■ ASSIGNMENT ■
Find and return every line of the data that contains the word "Internal".
------ INFORMATION PROVIDED ------
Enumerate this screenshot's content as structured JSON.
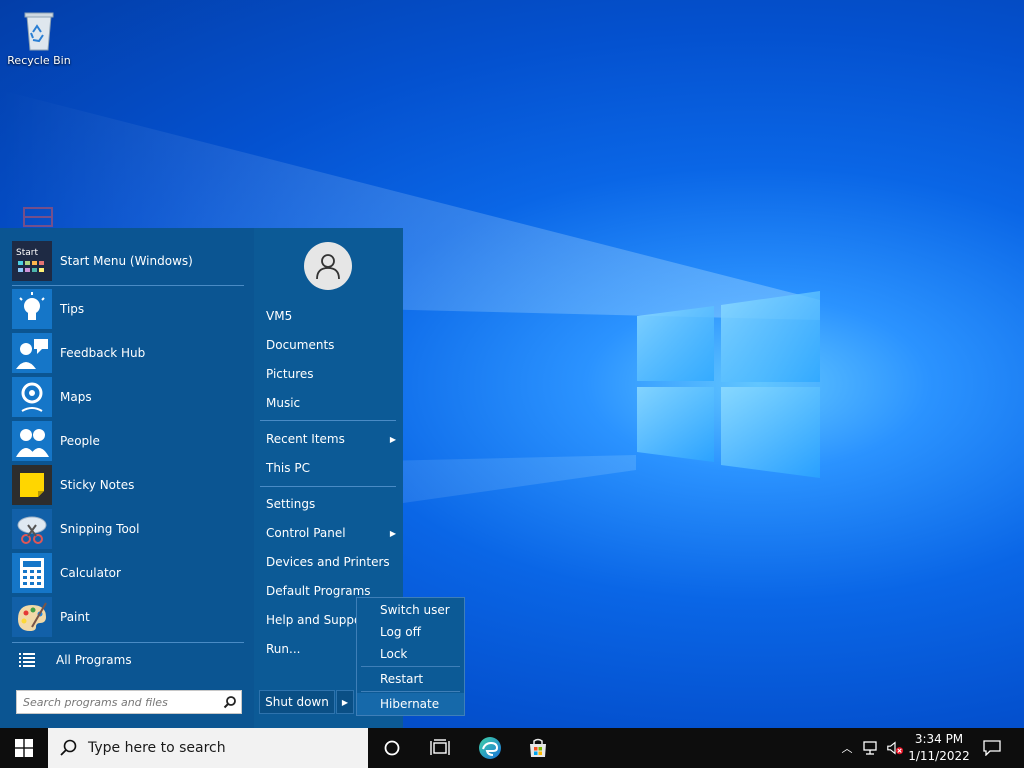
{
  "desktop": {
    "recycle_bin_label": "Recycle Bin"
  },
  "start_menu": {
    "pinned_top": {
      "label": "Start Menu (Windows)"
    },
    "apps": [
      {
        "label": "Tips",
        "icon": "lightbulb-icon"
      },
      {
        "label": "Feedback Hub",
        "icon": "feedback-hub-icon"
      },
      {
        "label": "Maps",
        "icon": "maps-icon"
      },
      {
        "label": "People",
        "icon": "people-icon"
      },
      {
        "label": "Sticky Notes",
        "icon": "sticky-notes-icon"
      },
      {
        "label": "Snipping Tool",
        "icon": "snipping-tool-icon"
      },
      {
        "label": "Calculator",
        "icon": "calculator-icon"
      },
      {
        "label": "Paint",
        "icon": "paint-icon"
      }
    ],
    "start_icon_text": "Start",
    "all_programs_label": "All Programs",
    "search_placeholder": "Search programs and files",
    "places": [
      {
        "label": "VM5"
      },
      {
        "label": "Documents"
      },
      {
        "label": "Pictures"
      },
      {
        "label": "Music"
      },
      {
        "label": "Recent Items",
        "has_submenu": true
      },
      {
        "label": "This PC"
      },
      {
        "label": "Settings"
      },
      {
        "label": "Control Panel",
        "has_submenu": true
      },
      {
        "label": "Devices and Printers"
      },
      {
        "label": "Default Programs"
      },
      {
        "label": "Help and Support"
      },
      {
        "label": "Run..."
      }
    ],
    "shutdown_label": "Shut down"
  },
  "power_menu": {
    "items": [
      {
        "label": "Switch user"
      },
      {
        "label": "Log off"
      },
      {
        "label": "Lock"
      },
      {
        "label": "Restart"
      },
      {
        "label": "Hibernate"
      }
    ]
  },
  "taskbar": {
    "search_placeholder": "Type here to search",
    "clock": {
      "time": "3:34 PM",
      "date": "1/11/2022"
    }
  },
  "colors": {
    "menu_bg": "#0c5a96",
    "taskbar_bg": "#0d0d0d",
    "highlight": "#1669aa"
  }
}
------
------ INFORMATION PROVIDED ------
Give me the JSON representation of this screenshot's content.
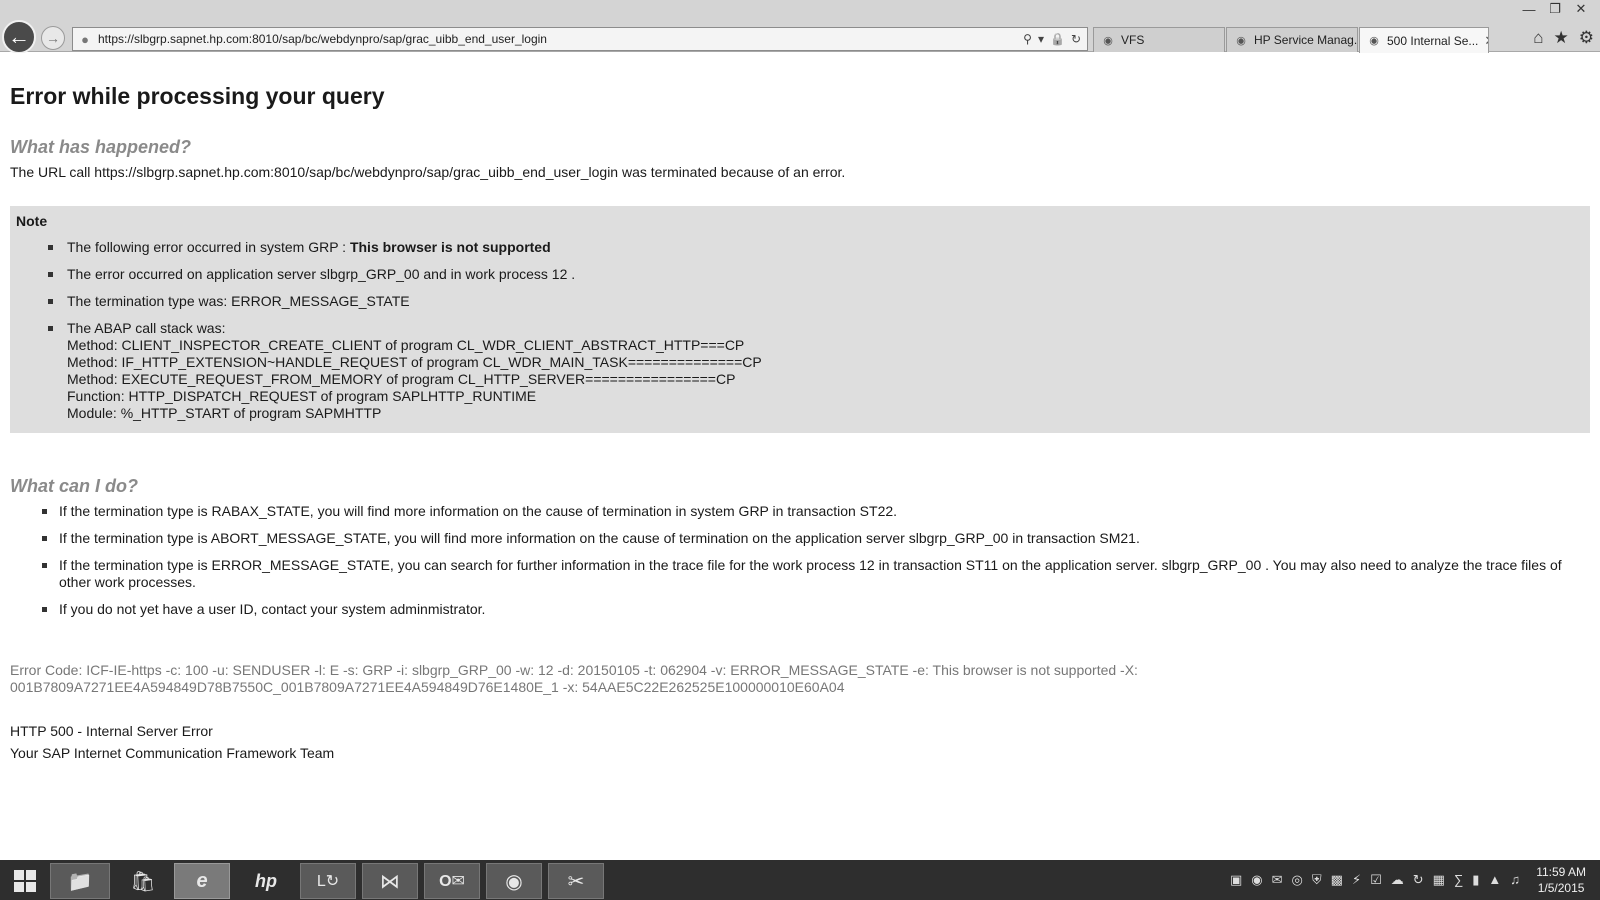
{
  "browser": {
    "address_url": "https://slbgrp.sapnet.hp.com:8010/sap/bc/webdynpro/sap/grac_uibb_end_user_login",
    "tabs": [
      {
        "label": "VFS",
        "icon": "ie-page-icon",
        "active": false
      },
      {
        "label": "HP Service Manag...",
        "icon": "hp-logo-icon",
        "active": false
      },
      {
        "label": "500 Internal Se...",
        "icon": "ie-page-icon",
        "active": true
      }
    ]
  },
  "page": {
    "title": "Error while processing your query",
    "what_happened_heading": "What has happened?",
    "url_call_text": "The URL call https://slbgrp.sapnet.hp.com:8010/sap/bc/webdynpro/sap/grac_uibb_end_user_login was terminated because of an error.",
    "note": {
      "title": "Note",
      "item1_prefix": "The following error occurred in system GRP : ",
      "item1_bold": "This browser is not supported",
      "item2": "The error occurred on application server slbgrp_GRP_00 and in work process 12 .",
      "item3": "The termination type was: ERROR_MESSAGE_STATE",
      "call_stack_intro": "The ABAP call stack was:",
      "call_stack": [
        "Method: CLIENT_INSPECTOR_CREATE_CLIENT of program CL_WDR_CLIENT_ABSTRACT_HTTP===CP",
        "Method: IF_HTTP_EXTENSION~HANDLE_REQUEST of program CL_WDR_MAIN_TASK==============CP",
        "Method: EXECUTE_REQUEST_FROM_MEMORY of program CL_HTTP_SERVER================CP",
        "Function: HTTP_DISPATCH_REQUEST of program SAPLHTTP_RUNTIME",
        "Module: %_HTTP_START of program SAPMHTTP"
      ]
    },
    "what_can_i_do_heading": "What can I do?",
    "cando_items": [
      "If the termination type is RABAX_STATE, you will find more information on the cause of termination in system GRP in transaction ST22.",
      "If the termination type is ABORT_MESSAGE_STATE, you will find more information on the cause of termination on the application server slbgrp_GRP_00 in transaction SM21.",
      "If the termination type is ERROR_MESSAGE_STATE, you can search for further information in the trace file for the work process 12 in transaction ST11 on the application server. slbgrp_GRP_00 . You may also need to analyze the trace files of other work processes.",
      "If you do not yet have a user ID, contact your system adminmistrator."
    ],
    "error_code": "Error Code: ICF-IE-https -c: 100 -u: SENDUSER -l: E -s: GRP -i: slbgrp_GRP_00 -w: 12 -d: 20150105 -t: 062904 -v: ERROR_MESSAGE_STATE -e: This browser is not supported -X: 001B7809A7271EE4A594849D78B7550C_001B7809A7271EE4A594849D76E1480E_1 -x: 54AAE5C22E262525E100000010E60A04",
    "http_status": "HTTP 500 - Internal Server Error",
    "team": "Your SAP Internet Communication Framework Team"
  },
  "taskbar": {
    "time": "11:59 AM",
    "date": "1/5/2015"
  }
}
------
■ SOLUTION ■
        "label": "500 Internal Se...",
    "http_status": "HTTP 500 - Internal Server Error",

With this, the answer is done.